Kaju doesn’t always have to be the main item of a dish. It may enhance other dishes like the very popular kaju with green peas and chicken liver. The kirata or white milky version is prepared with canned green peas, chicken liver, a handful of chopped onion, a tablespoon or two of ground coconut, a cup of water, a pinch of turmeric, a teaspoon of white pepper, a few green chillies and salt to taste. The liver is boiled, chopped and set aside. The water, cashews, chopped onions, chopped green chillies, seasoning, saffron, ground coconut are mixed and cooked over low heat, stirring constantly. The chopped liver is added and the curry is allowed to simmer. The peas are added last, just before the dish is completed. Similarly, it can be cooked with meats like lamb and chicken, and seafoods like prawns, and with vegetables like pumpkin, potatoes and beans.
Kaju is often an ingredient in the hath maluwa, a traditional curry associated with the Goddess Pattini, prepared with seven different vegetables on the Sinhala and Tamil New Year Festive celebrations. While the varieties of vegetables may differ from area to area, cashew is almost always included in this very healthy and auspicious preparation. Other ingredients may include ash plantain, golden melon buds, elabatu, jak seeds, ladies fingers and winter melon. The hath maluwa accompanies milk rice.
Kaju is a local delicacy, to be enjoyed boiled, roasted, salted, eaten whole on its own, or chopped and ground to be added to festive delicacies

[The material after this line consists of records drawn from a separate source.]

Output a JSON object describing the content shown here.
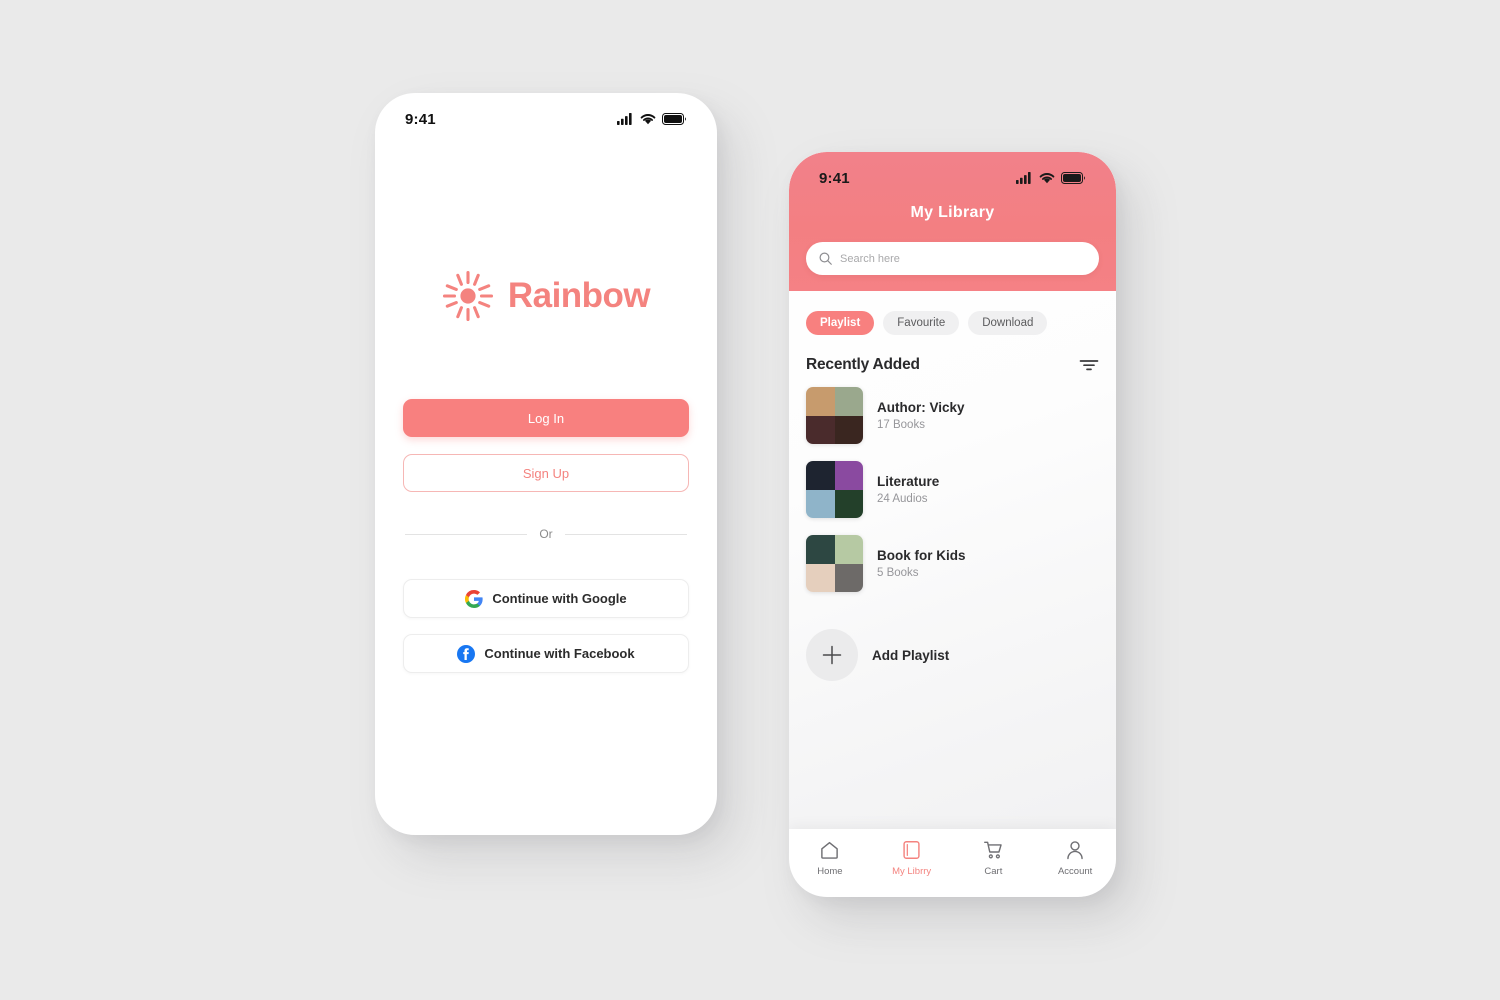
{
  "canvas": {
    "background": "#eaeaea"
  },
  "theme": {
    "coral": "#f8807f",
    "coral_header": "#f17d85",
    "coral_text": "#f4837f",
    "chip_inactive_bg": "#f0f0f1",
    "dark_text": "#2a2a2c",
    "muted_text": "#96969a"
  },
  "login_screen": {
    "status_bar": {
      "time": "9:41",
      "icons": [
        "signal-icon",
        "wifi-icon",
        "battery-icon"
      ]
    },
    "logo": {
      "icon": "sunburst-icon",
      "text": "Rainbow"
    },
    "buttons": {
      "login": "Log In",
      "signup": "Sign Up"
    },
    "divider_text": "Or",
    "social": [
      {
        "icon": "google-icon",
        "label": "Continue with Google"
      },
      {
        "icon": "facebook-icon",
        "label": "Continue with Facebook"
      }
    ]
  },
  "library_screen": {
    "status_bar": {
      "time": "9:41",
      "icons": [
        "signal-icon",
        "wifi-icon",
        "battery-icon"
      ]
    },
    "title": "My Library",
    "search": {
      "icon": "search-icon",
      "placeholder": "Search here",
      "value": ""
    },
    "chips": [
      {
        "label": "Playlist",
        "active": true
      },
      {
        "label": "Favourite",
        "active": false
      },
      {
        "label": "Download",
        "active": false
      }
    ],
    "section": {
      "title": "Recently Added",
      "filter_icon": "filter-icon"
    },
    "items": [
      {
        "title": "Author: Vicky",
        "subtitle": "17 Books",
        "thumb_colors": [
          "#c79b6d",
          "#9aa88d",
          "#4a2b2c",
          "#3a2620"
        ]
      },
      {
        "title": "Literature",
        "subtitle": "24 Audios",
        "thumb_colors": [
          "#1e2430",
          "#8a4aa0",
          "#8fb4c9",
          "#23402a"
        ]
      },
      {
        "title": "Book for Kids",
        "subtitle": "5 Books",
        "thumb_colors": [
          "#2d4742",
          "#b6c9a3",
          "#e5cfbd",
          "#6d6a68"
        ]
      }
    ],
    "add_playlist": {
      "icon": "plus-icon",
      "label": "Add Playlist"
    },
    "tabs": [
      {
        "icon": "home-icon",
        "label": "Home",
        "active": false
      },
      {
        "icon": "book-icon",
        "label": "My Librry",
        "active": true
      },
      {
        "icon": "cart-icon",
        "label": "Cart",
        "active": false
      },
      {
        "icon": "account-icon",
        "label": "Account",
        "active": false
      }
    ]
  }
}
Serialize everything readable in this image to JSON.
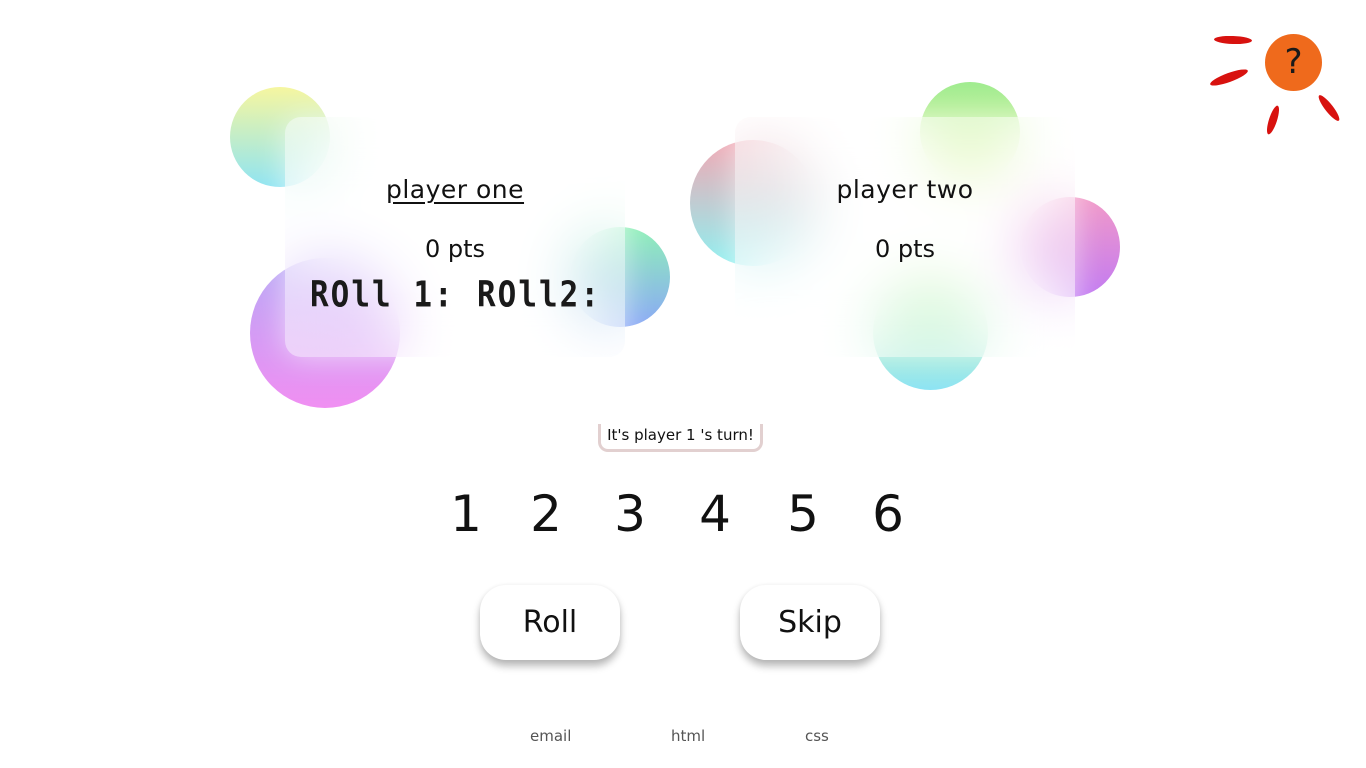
{
  "players": [
    {
      "name": "player one",
      "points": "0 pts",
      "roll1_label": "ROll 1:",
      "roll2_label": "ROll2:",
      "active": true
    },
    {
      "name": "player two",
      "points": "0 pts",
      "active": false
    }
  ],
  "turn_message": "It's player 1 's turn!",
  "dice_values": [
    "1",
    "2",
    "3",
    "4",
    "5",
    "6"
  ],
  "buttons": {
    "roll": "Roll",
    "skip": "Skip"
  },
  "help": {
    "label": "?",
    "icon": "question-mark-icon"
  },
  "footer": {
    "email": "email",
    "html": "html",
    "css": "css"
  },
  "colors": {
    "help_button": "#ef6a1c",
    "sun_rays": "#d8120f",
    "text": "#111111",
    "footer_text": "#555555",
    "turn_banner_border": "#e2d0d0"
  }
}
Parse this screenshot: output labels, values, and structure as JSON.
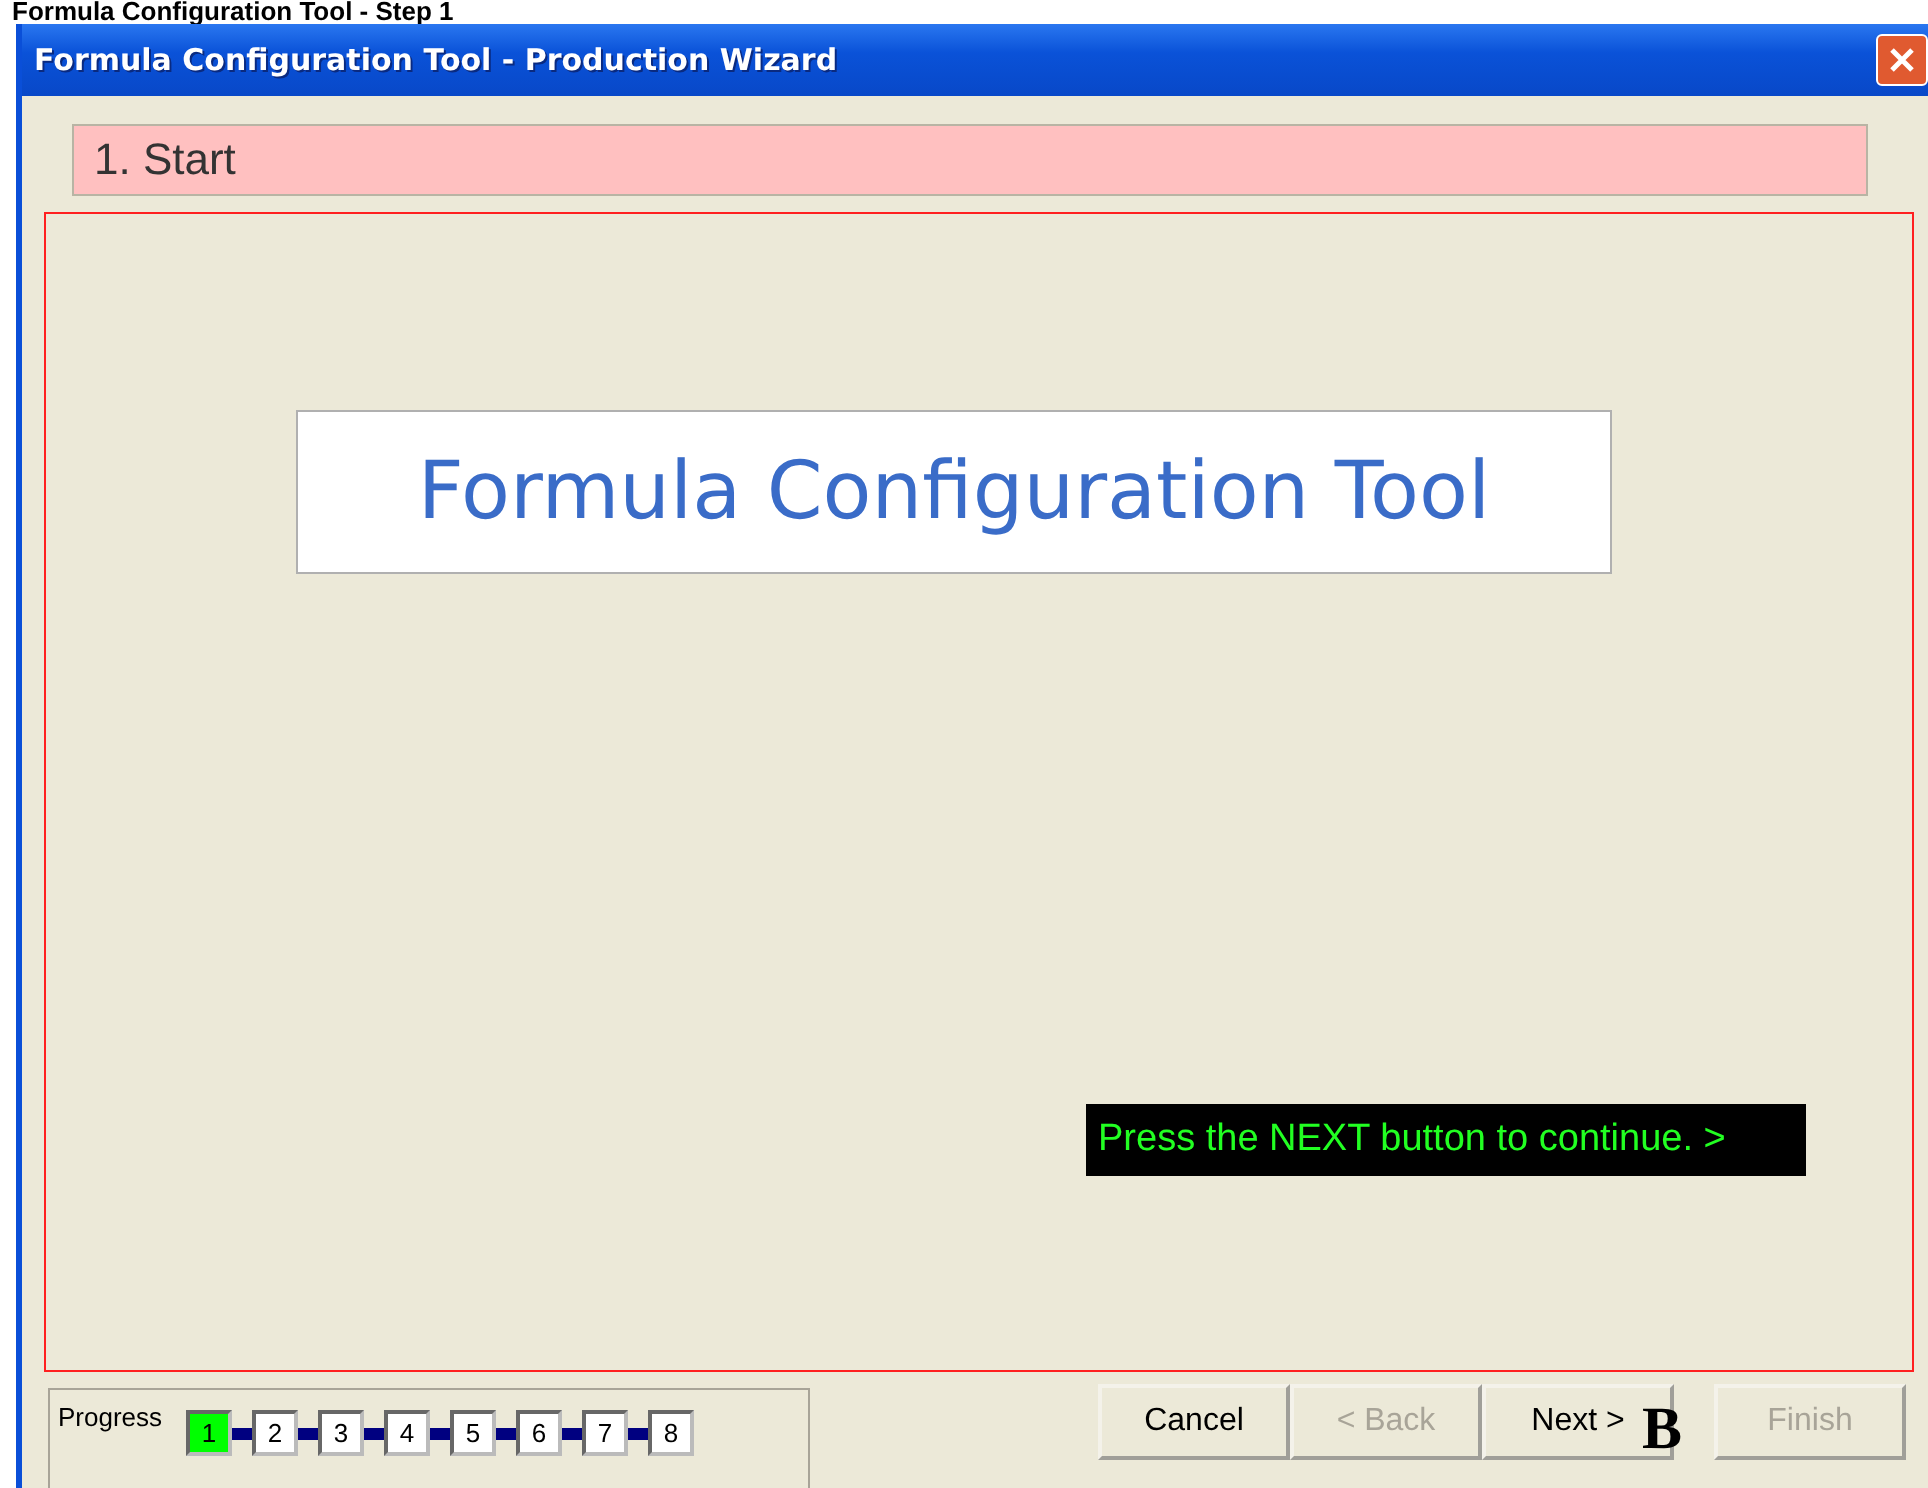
{
  "caption": "Formula Configuration Tool - Step 1",
  "window": {
    "title": "Formula Configuration Tool - Production Wizard"
  },
  "step_header": "1. Start",
  "panel": {
    "heading": "Formula Configuration Tool",
    "hint": "Press the NEXT button to continue. >"
  },
  "progress": {
    "label": "Progress",
    "steps": [
      {
        "label": "1",
        "selected": true
      },
      {
        "label": "2",
        "selected": false
      },
      {
        "label": "3",
        "selected": false
      },
      {
        "label": "4",
        "selected": false
      },
      {
        "label": "5",
        "selected": false
      },
      {
        "label": "6",
        "selected": false
      },
      {
        "label": "7",
        "selected": false
      },
      {
        "label": "8",
        "selected": false
      }
    ]
  },
  "buttons": [
    {
      "label": "Cancel",
      "disabled": false
    },
    {
      "label": "< Back",
      "disabled": true
    },
    {
      "label": "Next >",
      "disabled": false,
      "annotation": "B"
    },
    {
      "label": "Finish",
      "disabled": true
    }
  ]
}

For zesty tongues that crave a little more fire, there is the fiery dark cashew curry and kaju temperadu or stir-fried kaju. Against the light kaju kirata, the dark cashew curry is hotter, prepared with roasted curry powder, mustard seeds, pepper and a splattering of dry chillie flakes, in addition to all the other ingredients. It’s preparation is a little different: the onions, garlic, ginger, green chillies, curry leaves, pandanus, and lemon grass are tempered to a golden brown, the curry powder is stirred in, the softened kaju is added and then the coconut milk, which is then simmered until the gravy is thick and creamy and dark.
Kaju temperadu is a delicious stir-fry prepared with boiled cashew. Stir-fry onions, chopped garlic, chopped ginger, curry leaves, chopped green chillies, then add in the boiled kaju, stir in roasted curry powder, chillie flakes and salt. Cook for a few minutes. For a moist stir-fry, add some coconut milk.
It’s good to note that the kaju is a nut of substance… not only is it creamy and delicious, but it’s a power food, packed with protein, carbs, thiamine, niacin, carotene and riboflavin, and minerals such as calcium, phosphorus, magnesium and iron. It has more magnesium than the almond nut, and is saturated with oleic acid, a heart-friendly fat. Ayurvedic physicians will tell you that the nut has sattvic qualities that promote positive mental health, reducing conditions such as depression.
If you’d like to play alchemist with this queen of nuts, here are a few tips to help you along – a pinch of baking salt in the water when soaking, speeds up the softening process. If you like your kaju crunchy, forget the baking powder and reduce soaking time. New to curry? Don’t worry. The spicy transformation of the exotic kaju can whet your appetite for curry. Enjoy!
Cashew with green peas and chicken liver
125 gms canned green peas
100 gms kaju (cashew)
50 gms chicken liver
1 small onion
2 teaspoons ground coconut
1 cup water
1 teaspoon white pepper
2 green chillies
Boil liver, chop and set aside. To one cup water add kaju, chopped onion, green chillies, seasoning, saffron, ground coconut and cook over low heat, stirring constantly. Add chopped liver and allow to simmer. Lastly add peas.